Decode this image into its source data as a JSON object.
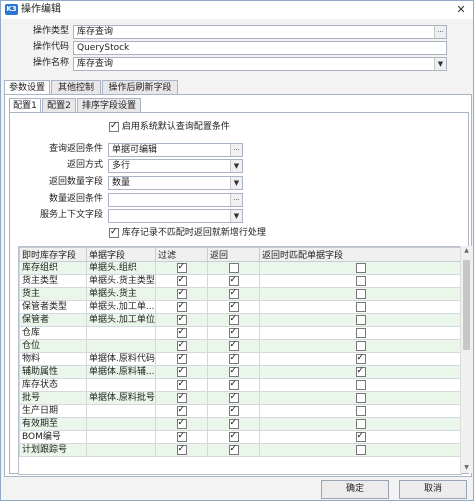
{
  "window": {
    "app_icon_text": "K3",
    "title": "操作编辑",
    "close_glyph": "✕"
  },
  "form": {
    "op_type_label": "操作类型",
    "op_type_value": "库存查询",
    "op_code_label": "操作代码",
    "op_code_value": "QueryStock",
    "op_name_label": "操作名称",
    "op_name_value": "库存查询"
  },
  "outer_tabs": [
    "参数设置",
    "其他控制",
    "操作后刷新字段"
  ],
  "inner_tabs": [
    "配置1",
    "配置2",
    "排序字段设置"
  ],
  "config": {
    "use_default_label": "启用系统默认查询配置条件",
    "query_return_cond_label": "查询返回条件",
    "query_return_cond_value": "单据可编辑",
    "return_mode_label": "返回方式",
    "return_mode_value": "多行",
    "return_qty_field_label": "返回数量字段",
    "return_qty_field_value": "数量",
    "qty_return_cond_label": "数量返回条件",
    "qty_return_cond_value": "",
    "service_context_label": "服务上下文字段",
    "service_context_value": "",
    "mismatch_label": "库存记录不匹配时返回就新增行处理"
  },
  "grid": {
    "headers": [
      "即时库存字段",
      "单据字段",
      "过滤",
      "返回",
      "返回时匹配单据字段"
    ],
    "rows": [
      {
        "field": "库存组织",
        "bill": "单据头.组织",
        "filter": true,
        "ret": false,
        "match": false
      },
      {
        "field": "货主类型",
        "bill": "单据头.货主类型",
        "filter": true,
        "ret": true,
        "match": false
      },
      {
        "field": "货主",
        "bill": "单据头.货主",
        "filter": true,
        "ret": true,
        "match": false
      },
      {
        "field": "保管者类型",
        "bill": "单据头.加工单...",
        "filter": true,
        "ret": true,
        "match": false
      },
      {
        "field": "保管者",
        "bill": "单据头.加工单位",
        "filter": true,
        "ret": true,
        "match": false
      },
      {
        "field": "仓库",
        "bill": "",
        "filter": true,
        "ret": true,
        "match": false
      },
      {
        "field": "仓位",
        "bill": "",
        "filter": true,
        "ret": true,
        "match": false
      },
      {
        "field": "物料",
        "bill": "单据体.原料代码",
        "filter": true,
        "ret": true,
        "match": true
      },
      {
        "field": "辅助属性",
        "bill": "单据体.原料辅...",
        "filter": true,
        "ret": true,
        "match": true
      },
      {
        "field": "库存状态",
        "bill": "",
        "filter": true,
        "ret": true,
        "match": false
      },
      {
        "field": "批号",
        "bill": "单据体.原料批号",
        "filter": true,
        "ret": true,
        "match": false
      },
      {
        "field": "生产日期",
        "bill": "",
        "filter": true,
        "ret": true,
        "match": false
      },
      {
        "field": "有效期至",
        "bill": "",
        "filter": true,
        "ret": true,
        "match": false
      },
      {
        "field": "BOM编号",
        "bill": "",
        "filter": true,
        "ret": true,
        "match": true
      },
      {
        "field": "计划跟踪号",
        "bill": "",
        "filter": true,
        "ret": true,
        "match": false
      }
    ]
  },
  "footer": {
    "ok_label": "确定",
    "cancel_label": "取消"
  }
}
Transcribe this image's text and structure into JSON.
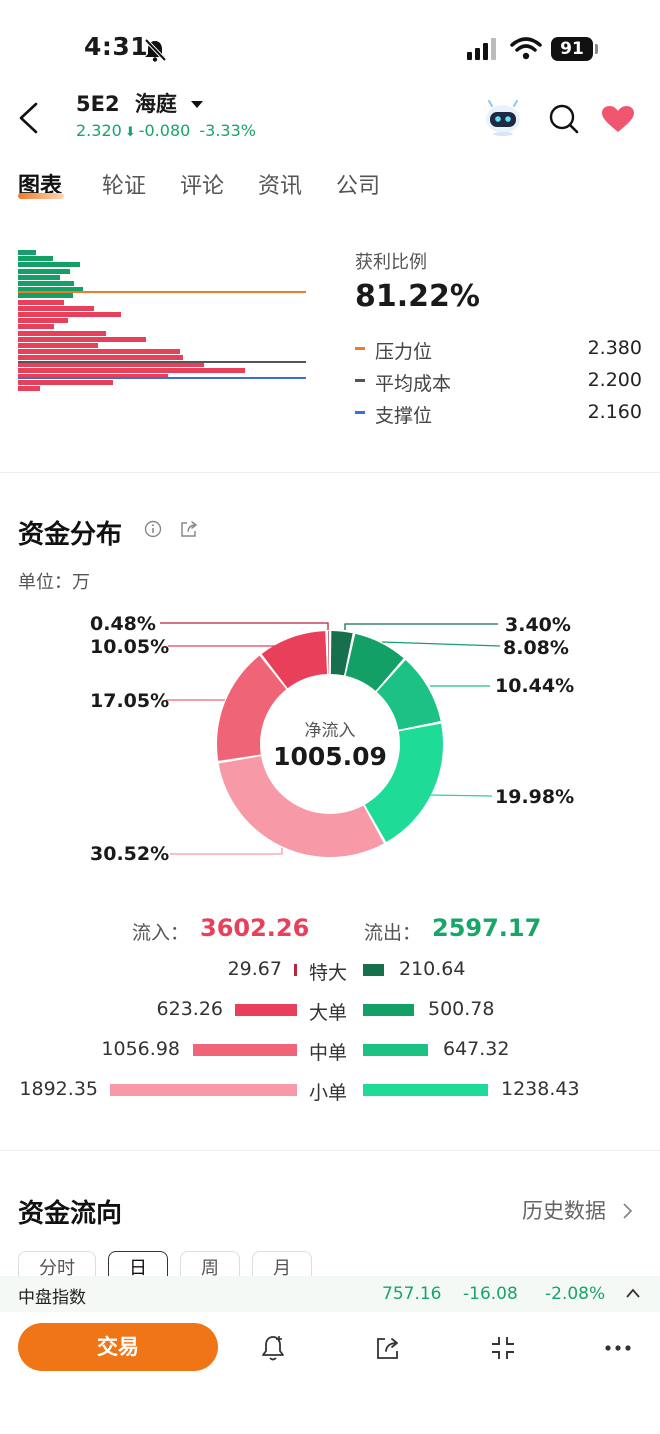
{
  "status_bar": {
    "time": "4:31",
    "battery": "91"
  },
  "header": {
    "code": "5E2",
    "name": "海庭",
    "price": "2.320",
    "change": "-0.080",
    "change_pct": "-3.33%"
  },
  "tabs": [
    "图表",
    "轮证",
    "评论",
    "资讯",
    "公司"
  ],
  "profit_ratio": {
    "label": "获利比例",
    "value": "81.22%",
    "legend": [
      {
        "label": "压力位",
        "value": "2.380",
        "color": "#f07a2a"
      },
      {
        "label": "平均成本",
        "value": "2.200",
        "color": "#555555"
      },
      {
        "label": "支撑位",
        "value": "2.160",
        "color": "#3b6fd6"
      }
    ]
  },
  "fund_distribution": {
    "title": "资金分布",
    "unit": "单位：万",
    "center_label": "净流入",
    "center_value": "1005.09",
    "left_percents": [
      "0.48%",
      "10.05%",
      "17.05%",
      "30.52%"
    ],
    "right_percents": [
      "3.40%",
      "8.08%",
      "10.44%",
      "19.98%"
    ],
    "inflow_label": "流入：",
    "inflow_value": "3602.26",
    "outflow_label": "流出：",
    "outflow_value": "2597.17",
    "rows": [
      {
        "category": "特大",
        "in": "29.67",
        "out": "210.64",
        "in_num": 29.67,
        "out_num": 210.64
      },
      {
        "category": "大单",
        "in": "623.26",
        "out": "500.78",
        "in_num": 623.26,
        "out_num": 500.78
      },
      {
        "category": "中单",
        "in": "1056.98",
        "out": "647.32",
        "in_num": 1056.98,
        "out_num": 647.32
      },
      {
        "category": "小单",
        "in": "1892.35",
        "out": "1238.43",
        "in_num": 1892.35,
        "out_num": 1238.43
      }
    ],
    "colors": {
      "in": [
        "#b8243f",
        "#e8405a",
        "#f06478",
        "#f799a6"
      ],
      "out": [
        "#15704b",
        "#13a067",
        "#1cc284",
        "#1edb97"
      ]
    }
  },
  "fund_flow": {
    "title": "资金流向",
    "history_link": "历史数据",
    "tabs": [
      "分时",
      "日",
      "周",
      "月"
    ]
  },
  "ticker": {
    "name": "中盘指数",
    "value": "757.16",
    "change": "-16.08",
    "change_pct": "-2.08%"
  },
  "bottom": {
    "trade_label": "交易"
  },
  "colors": {
    "up": "#e8405a",
    "down": "#17a56a",
    "accent": "#ef7517"
  },
  "chart_data": [
    {
      "type": "bar",
      "title": "",
      "orientation": "horizontal",
      "description_source": "chip distribution histogram (price levels top=high to bottom=low)",
      "series": [
        {
          "name": "",
          "color": "#13a067",
          "values": [
            18,
            35,
            62,
            52,
            42,
            56,
            65,
            55
          ]
        },
        {
          "name": "",
          "color": "#e8405a",
          "values": [
            46,
            76,
            103,
            50,
            36,
            88,
            128,
            80,
            162,
            165,
            186,
            227,
            150,
            95,
            22
          ]
        }
      ],
      "reference_lines": {
        "pressure": 2.38,
        "avg_cost": 2.2,
        "support": 2.16
      }
    },
    {
      "type": "pie",
      "title": "",
      "slices": [
        {
          "label": "3.40%",
          "value": 3.4,
          "color": "#15704b"
        },
        {
          "label": "8.08%",
          "value": 8.08,
          "color": "#13a067"
        },
        {
          "label": "10.44%",
          "value": 10.44,
          "color": "#1cc284"
        },
        {
          "label": "19.98%",
          "value": 19.98,
          "color": "#1edb97"
        },
        {
          "label": "30.52%",
          "value": 30.52,
          "color": "#f799a6"
        },
        {
          "label": "17.05%",
          "value": 17.05,
          "color": "#f06478"
        },
        {
          "label": "10.05%",
          "value": 10.05,
          "color": "#e8405a"
        },
        {
          "label": "0.48%",
          "value": 0.48,
          "color": "#b8243f"
        }
      ]
    }
  ]
}
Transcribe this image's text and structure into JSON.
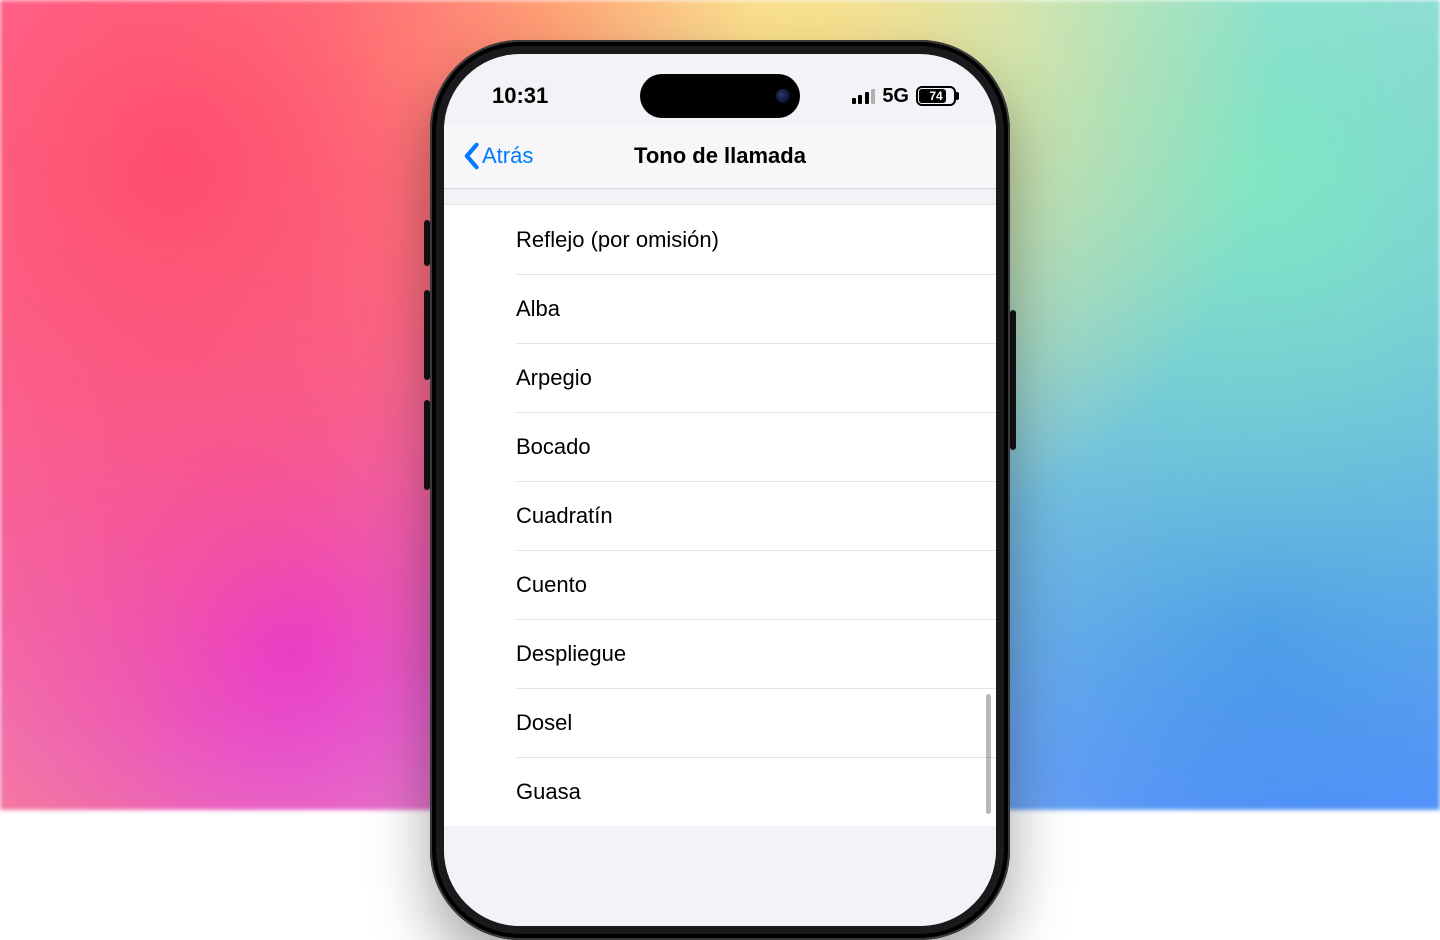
{
  "statusbar": {
    "time": "10:31",
    "network": "5G",
    "battery_pct": "74"
  },
  "navbar": {
    "back_label": "Atrás",
    "title": "Tono de llamada"
  },
  "ringtones": [
    {
      "label": "Reflejo (por omisión)"
    },
    {
      "label": "Alba"
    },
    {
      "label": "Arpegio"
    },
    {
      "label": "Bocado"
    },
    {
      "label": "Cuadratín"
    },
    {
      "label": "Cuento"
    },
    {
      "label": "Despliegue"
    },
    {
      "label": "Dosel"
    },
    {
      "label": "Guasa"
    }
  ]
}
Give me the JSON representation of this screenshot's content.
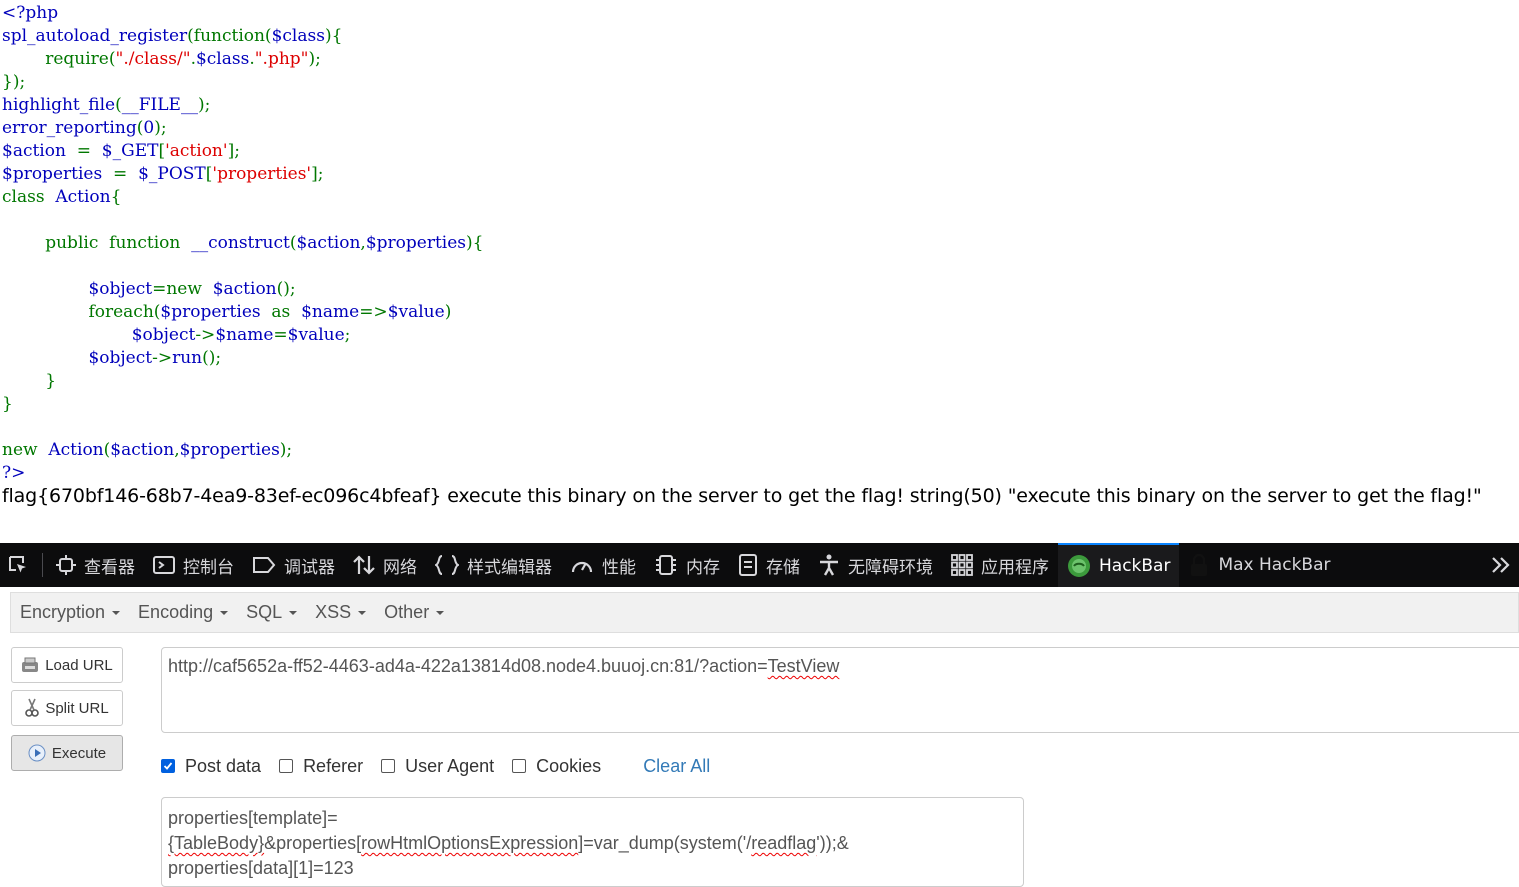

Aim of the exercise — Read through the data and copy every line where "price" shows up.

Your response —
    "price": "2.320",
      "description_source": "chip distribution histogram (price levels top=high to bottom=low)",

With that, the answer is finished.